> TASK DETAILS
From the entries below, count the lines holding the word "true" and give nothing but the number.

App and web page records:
---*---

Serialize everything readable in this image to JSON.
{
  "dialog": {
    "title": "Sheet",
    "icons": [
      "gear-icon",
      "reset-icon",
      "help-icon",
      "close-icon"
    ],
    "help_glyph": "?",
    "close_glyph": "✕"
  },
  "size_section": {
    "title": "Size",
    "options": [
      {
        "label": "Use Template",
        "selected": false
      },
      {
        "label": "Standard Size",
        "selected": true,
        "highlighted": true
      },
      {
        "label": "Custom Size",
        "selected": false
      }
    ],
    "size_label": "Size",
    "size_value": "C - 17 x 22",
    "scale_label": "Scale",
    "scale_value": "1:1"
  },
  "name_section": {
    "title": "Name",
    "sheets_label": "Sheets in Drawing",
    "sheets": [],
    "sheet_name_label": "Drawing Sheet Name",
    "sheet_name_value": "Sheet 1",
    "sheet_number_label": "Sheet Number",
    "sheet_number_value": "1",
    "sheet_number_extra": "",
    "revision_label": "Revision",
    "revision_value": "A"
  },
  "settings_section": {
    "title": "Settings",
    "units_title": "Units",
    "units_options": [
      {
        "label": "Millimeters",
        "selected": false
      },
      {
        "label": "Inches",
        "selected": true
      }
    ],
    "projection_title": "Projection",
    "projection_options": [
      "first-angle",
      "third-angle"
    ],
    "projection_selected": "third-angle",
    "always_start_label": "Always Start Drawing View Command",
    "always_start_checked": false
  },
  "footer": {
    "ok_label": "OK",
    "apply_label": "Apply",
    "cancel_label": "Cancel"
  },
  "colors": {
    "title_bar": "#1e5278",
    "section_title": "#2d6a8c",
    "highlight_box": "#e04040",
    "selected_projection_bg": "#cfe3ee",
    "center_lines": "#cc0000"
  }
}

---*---

> REPLY
3